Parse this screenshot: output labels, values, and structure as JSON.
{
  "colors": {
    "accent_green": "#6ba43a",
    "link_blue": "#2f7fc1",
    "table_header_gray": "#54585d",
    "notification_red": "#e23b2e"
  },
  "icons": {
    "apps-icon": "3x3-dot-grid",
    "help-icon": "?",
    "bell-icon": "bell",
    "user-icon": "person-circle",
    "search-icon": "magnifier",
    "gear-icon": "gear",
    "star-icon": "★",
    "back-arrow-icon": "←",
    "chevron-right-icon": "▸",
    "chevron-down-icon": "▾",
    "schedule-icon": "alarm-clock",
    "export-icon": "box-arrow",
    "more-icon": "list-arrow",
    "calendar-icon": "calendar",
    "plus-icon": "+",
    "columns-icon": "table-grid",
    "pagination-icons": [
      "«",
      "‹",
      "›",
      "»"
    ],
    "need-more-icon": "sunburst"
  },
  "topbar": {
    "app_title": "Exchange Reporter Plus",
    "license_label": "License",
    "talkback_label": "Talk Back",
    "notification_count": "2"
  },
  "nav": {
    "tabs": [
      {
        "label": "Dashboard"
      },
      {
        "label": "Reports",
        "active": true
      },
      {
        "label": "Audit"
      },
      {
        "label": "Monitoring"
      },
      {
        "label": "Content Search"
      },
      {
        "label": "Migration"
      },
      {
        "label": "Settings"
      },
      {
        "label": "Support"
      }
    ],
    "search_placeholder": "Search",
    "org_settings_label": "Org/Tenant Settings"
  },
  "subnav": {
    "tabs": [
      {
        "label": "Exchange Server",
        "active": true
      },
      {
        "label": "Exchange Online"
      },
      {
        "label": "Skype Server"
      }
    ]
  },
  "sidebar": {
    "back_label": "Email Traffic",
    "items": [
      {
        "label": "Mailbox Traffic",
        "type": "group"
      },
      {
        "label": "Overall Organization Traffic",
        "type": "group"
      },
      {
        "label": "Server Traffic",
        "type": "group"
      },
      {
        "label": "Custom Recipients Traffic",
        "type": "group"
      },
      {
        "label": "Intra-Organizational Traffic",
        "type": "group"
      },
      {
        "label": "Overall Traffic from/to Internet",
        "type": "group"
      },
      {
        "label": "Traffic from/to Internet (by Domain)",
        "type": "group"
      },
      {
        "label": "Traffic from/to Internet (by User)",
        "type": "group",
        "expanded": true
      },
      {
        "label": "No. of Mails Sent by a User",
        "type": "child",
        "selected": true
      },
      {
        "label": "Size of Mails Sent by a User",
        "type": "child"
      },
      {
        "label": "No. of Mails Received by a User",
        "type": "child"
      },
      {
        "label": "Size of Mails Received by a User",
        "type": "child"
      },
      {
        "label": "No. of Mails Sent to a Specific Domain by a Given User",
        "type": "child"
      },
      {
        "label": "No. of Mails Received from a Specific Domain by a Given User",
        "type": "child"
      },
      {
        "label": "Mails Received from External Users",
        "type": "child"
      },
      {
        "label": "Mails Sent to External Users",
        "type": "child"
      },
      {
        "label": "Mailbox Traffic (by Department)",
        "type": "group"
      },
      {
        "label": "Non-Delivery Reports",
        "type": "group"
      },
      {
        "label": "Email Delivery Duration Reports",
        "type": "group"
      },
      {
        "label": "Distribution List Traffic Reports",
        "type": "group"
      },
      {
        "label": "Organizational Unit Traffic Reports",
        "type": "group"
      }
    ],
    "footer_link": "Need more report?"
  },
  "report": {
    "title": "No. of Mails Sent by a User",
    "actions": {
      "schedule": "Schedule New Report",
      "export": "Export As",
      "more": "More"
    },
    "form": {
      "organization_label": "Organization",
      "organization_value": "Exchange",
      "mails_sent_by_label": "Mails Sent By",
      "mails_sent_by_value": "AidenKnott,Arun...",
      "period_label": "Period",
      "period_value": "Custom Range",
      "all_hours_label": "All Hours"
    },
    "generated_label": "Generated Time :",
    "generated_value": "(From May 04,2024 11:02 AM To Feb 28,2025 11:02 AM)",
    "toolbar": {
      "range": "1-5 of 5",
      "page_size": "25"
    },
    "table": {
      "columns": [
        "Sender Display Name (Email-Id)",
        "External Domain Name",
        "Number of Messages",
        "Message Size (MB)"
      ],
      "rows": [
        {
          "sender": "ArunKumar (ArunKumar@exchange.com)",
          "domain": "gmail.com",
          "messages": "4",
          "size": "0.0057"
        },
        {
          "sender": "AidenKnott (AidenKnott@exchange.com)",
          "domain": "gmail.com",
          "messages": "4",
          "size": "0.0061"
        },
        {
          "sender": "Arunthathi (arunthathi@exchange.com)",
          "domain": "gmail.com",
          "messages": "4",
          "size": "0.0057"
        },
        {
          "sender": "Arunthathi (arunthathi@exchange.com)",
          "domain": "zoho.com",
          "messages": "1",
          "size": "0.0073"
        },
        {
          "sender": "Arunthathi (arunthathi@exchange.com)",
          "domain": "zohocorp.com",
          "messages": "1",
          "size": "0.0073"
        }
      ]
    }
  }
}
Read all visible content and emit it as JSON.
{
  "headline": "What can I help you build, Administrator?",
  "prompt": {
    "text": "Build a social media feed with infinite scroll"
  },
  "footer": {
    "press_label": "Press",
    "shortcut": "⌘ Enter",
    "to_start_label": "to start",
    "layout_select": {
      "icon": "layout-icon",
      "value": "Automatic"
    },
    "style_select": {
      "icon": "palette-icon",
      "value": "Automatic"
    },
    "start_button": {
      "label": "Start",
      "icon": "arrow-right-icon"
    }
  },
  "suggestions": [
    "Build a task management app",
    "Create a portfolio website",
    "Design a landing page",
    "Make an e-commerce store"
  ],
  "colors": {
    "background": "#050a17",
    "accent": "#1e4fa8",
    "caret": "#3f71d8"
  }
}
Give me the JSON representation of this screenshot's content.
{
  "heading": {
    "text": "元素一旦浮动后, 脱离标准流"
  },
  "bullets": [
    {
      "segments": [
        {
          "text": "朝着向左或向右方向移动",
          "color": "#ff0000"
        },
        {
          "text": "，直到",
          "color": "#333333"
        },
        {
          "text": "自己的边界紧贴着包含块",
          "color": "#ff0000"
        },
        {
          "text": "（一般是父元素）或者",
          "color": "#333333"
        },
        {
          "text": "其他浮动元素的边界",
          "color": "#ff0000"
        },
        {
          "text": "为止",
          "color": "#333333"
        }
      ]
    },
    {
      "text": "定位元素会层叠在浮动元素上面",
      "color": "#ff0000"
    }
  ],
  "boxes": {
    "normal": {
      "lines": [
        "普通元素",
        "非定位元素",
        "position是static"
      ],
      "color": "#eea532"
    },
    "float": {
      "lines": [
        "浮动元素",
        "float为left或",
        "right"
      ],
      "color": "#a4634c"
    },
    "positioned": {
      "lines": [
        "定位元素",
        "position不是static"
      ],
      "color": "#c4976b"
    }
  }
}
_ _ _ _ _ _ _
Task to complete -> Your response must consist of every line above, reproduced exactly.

Answer section ->
Parse this screenshot: output labels, values, and structure as JSON.
{
  "colors": {
    "accent_green": "#6ba43a",
    "link_blue": "#2f7fc1",
    "table_header_gray": "#54585d",
    "notification_red": "#e23b2e"
  },
  "icons": {
    "apps-icon": "3x3-dot-grid",
    "help-icon": "?",
    "bell-icon": "bell",
    "user-icon": "person-circle",
    "search-icon": "magnifier",
    "gear-icon": "gear",
    "star-icon": "★",
    "back-arrow-icon": "←",
    "chevron-right-icon": "▸",
    "chevron-down-icon": "▾",
    "schedule-icon": "alarm-clock",
    "export-icon": "box-arrow",
    "more-icon": "list-arrow",
    "calendar-icon": "calendar",
    "plus-icon": "+",
    "columns-icon": "table-grid",
    "pagination-icons": [
      "«",
      "‹",
      "›",
      "»"
    ],
    "need-more-icon": "sunburst"
  },
  "topbar": {
    "app_title": "Exchange Reporter Plus",
    "license_label": "License",
    "talkback_label": "Talk Back",
    "notification_count": "2"
  },
  "nav": {
    "tabs": [
      {
        "label": "Dashboard"
      },
      {
        "label": "Reports",
        "active": true
      },
      {
        "label": "Audit"
      },
      {
        "label": "Monitoring"
      },
      {
        "label": "Content Search"
      },
      {
        "label": "Migration"
      },
      {
        "label": "Settings"
      },
      {
        "label": "Support"
      }
    ],
    "search_placeholder": "Search",
    "org_settings_label": "Org/Tenant Settings"
  },
  "subnav": {
    "tabs": [
      {
        "label": "Exchange Server",
        "active": true
      },
      {
        "label": "Exchange Online"
      },
      {
        "label": "Skype Server"
      }
    ]
  },
  "sidebar": {
    "back_label": "Email Traffic",
    "items": [
      {
        "label": "Mailbox Traffic",
        "type": "group"
      },
      {
        "label": "Overall Organization Traffic",
        "type": "group"
      },
      {
        "label": "Server Traffic",
        "type": "group"
      },
      {
        "label": "Custom Recipients Traffic",
        "type": "group"
      },
      {
        "label": "Intra-Organizational Traffic",
        "type": "group"
      },
      {
        "label": "Overall Traffic from/to Internet",
        "type": "group"
      },
      {
        "label": "Traffic from/to Internet (by Domain)",
        "type": "group"
      },
      {
        "label": "Traffic from/to Internet (by User)",
        "type": "group",
        "expanded": true
      },
      {
        "label": "No. of Mails Sent by a User",
        "type": "child",
        "selected": true
      },
      {
        "label": "Size of Mails Sent by a User",
        "type": "child"
      },
      {
        "label": "No. of Mails Received by a User",
        "type": "child"
      },
      {
        "label": "Size of Mails Received by a User",
        "type": "child"
      },
      {
        "label": "No. of Mails Sent to a Specific Domain by a Given User",
        "type": "child"
      },
      {
        "label": "No. of Mails Received from a Specific Domain by a Given User",
        "type": "child"
      },
      {
        "label": "Mails Received from External Users",
        "type": "child"
      },
      {
        "label": "Mails Sent to External Users",
        "type": "child"
      },
      {
        "label": "Mailbox Traffic (by Department)",
        "type": "group"
      },
      {
        "label": "Non-Delivery Reports",
        "type": "group"
      },
      {
        "label": "Email Delivery Duration Reports",
        "type": "group"
      },
      {
        "label": "Distribution List Traffic Reports",
        "type": "group"
      },
      {
        "label": "Organizational Unit Traffic Reports",
        "type": "group"
      }
    ],
    "footer_link": "Need more report?"
  },
  "report": {
    "title": "No. of Mails Sent by a User",
    "actions": {
      "schedule": "Schedule New Report",
      "export": "Export As",
      "more": "More"
    },
    "form": {
      "organization_label": "Organization",
      "organization_value": "Exchange",
      "mails_sent_by_label": "Mails Sent By",
      "mails_sent_by_value": "AidenKnott,Arun...",
      "period_label": "Period",
      "period_value": "Custom Range",
      "all_hours_label": "All Hours"
    },
    "generated_label": "Generated Time :",
    "generated_value": "(From May 04,2024 11:02 AM To Feb 28,2025 11:02 AM)",
    "toolbar": {
      "range": "1-5 of 5",
      "page_size": "25"
    },
    "table": {
      "columns": [
        "Sender Display Name (Email-Id)",
        "External Domain Name",
        "Number of Messages",
        "Message Size (MB)"
      ],
      "rows": [
        {
          "sender": "ArunKumar (ArunKumar@exchange.com)",
          "domain": "gmail.com",
          "messages": "4",
          "size": "0.0057"
        },
        {
          "sender": "AidenKnott (AidenKnott@exchange.com)",
          "domain": "gmail.com",
          "messages": "4",
          "size": "0.0061"
        },
        {
          "sender": "Arunthathi (arunthathi@exchange.com)",
          "domain": "gmail.com",
          "messages": "4",
          "size": "0.0057"
        },
        {
          "sender": "Arunthathi (arunthathi@exchange.com)",
          "domain": "zoho.com",
          "messages": "1",
          "size": "0.0073"
        },
        {
          "sender": "Arunthathi (arunthathi@exchange.com)",
          "domain": "zohocorp.com",
          "messages": "1",
          "size": "0.0073"
        }
      ]
    }
  }
}
Read all visible content and emit it as JSON.
{
  "headline": "What can I help you build, Administrator?",
  "prompt": {
    "text": "Build a social media feed with infinite scroll"
  },
  "footer": {
    "press_label": "Press",
    "shortcut": "⌘ Enter",
    "to_start_label": "to start",
    "layout_select": {
      "icon": "layout-icon",
      "value": "Automatic"
    },
    "style_select": {
      "icon": "palette-icon",
      "value": "Automatic"
    },
    "start_button": {
      "label": "Start",
      "icon": "arrow-right-icon"
    }
  },
  "suggestions": [
    "Build a task management app",
    "Create a portfolio website",
    "Design a landing page",
    "Make an e-commerce store"
  ],
  "colors": {
    "background": "#050a17",
    "accent": "#1e4fa8",
    "caret": "#3f71d8"
  }
}
Give me the JSON representation of this screenshot's content.
{
  "heading": {
    "text": "元素一旦浮动后, 脱离标准流"
  },
  "bullets": [
    {
      "segments": [
        {
          "text": "朝着向左或向右方向移动",
          "color": "#ff0000"
        },
        {
          "text": "，直到",
          "color": "#333333"
        },
        {
          "text": "自己的边界紧贴着包含块",
          "color": "#ff0000"
        },
        {
          "text": "（一般是父元素）或者",
          "color": "#333333"
        },
        {
          "text": "其他浮动元素的边界",
          "color": "#ff0000"
        },
        {
          "text": "为止",
          "color": "#333333"
        }
      ]
    },
    {
      "text": "定位元素会层叠在浮动元素上面",
      "color": "#ff0000"
    }
  ],
  "boxes": {
    "normal": {
      "lines": [
        "普通元素",
        "非定位元素",
        "position是static"
      ],
      "color": "#eea532"
    },
    "float": {
      "lines": [
        "浮动元素",
        "float为left或",
        "right"
      ],
      "color": "#a4634c"
    },
    "positioned": {
      "lines": [
        "定位元素",
        "position不是static"
      ],
      "color": "#c4976b"
    }
  }
}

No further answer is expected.